Low Res: Look Back With Knife
Cosmo Elliptic

VA: 15 Exitos Grandes de Electro
Cosmo Elliptic

Daniel Zelonky's productions under the Low Res and Crank monikers may not be sui generis but they certainly come close to sounding like nothing you've ever heard before. Impossible to pigeon-hole, the material might best be described as “supra-galaxial cyberspace jazz” (proving the point even further, in August 2007, under the title Sun Ra Impossible Space Circus, Zelonky collaborated with several Sun Ra Arkestra members in a live performance of Sun Ra compositions at the New York Knitting Factory). It's a hyper-agitated and mutating cauldron of dizzying sound (one track's even tellingly titled “Spasmo Cybo”) where moments of techno and jazz perpetually bob to the congealing music's surface. Two of the releases on Zelonky's new label collect riveting material he's produced over a number of years under the Crank, Low Res, Joey Mook, and Lester Pride aliases.

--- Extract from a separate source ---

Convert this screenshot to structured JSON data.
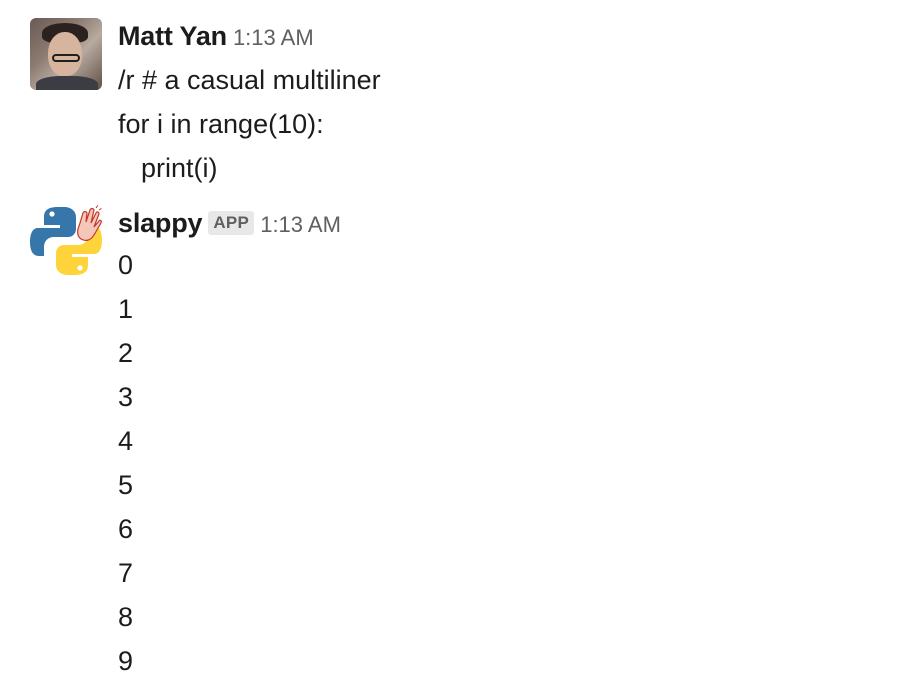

The hefty 15 Exitos Grandes de Electro is uniformly strong, with Crank material like “Jerk” elevating things to an even more unhinged plateau than the others. The pounding bass drum aside, Crank's “Infantile Narcosis” might be likened to a sonic portrait of a deranged soul viciously tearing at his body, attempting to remove imagined insects crawling beneath the skin. Like Joey Mook's “Askew,” Lester Pride's “Felatique” spills clavinet funkiness over a steamy, cyber-Afro-jazz pulse, while traces of Kraftwerk surface in “Nubians of Teutonia.” Some of the material could even pass for outtakes from Weather Report's Mr. Gone sessions (the slinky Joey Mook cut “Clams” is a close cousin to Pastorius's “River People”).

Without question, Look Back With Knife's opening live piece, “Low Resolution Truth,” where MC Non Genetic testifies over a free jazz-styled meltdown of organ, drums, and sax, is clearly the set's wildest moment. The collection, which comprises eleven pieces spanning a nine-year period (1994 to 2003) and includes unreleased, rare, and live tracks, is as mind-altering as 15 Exitos Grandes de Electro. Stylistic diversity abounds: “Struttin',” “Electonal Version,” and “Dirty Lamentable Scheme” dig into space-dub hip-hop grooves while “Lamb Baah” and “Pandementiavan” traffic in blustery jazz-funk and space-lounge respectively. The most ear-friendly piece is “Blue Ramen #1 (samba)” which features a female vocalist drifting through a melody reminiscent of both “ Moon River ” and “Goldfinger.”

If Joe Zawinul and Bootsy Collins were abducted by aliens, transported to Saturn, and commanded to instruct the planet's inhabitants in the fine art of jazz-funk, the results might sound much like the 23rd-century Weather Report-meets-James Brown space jazz that appears throughout the two releases.

January 2008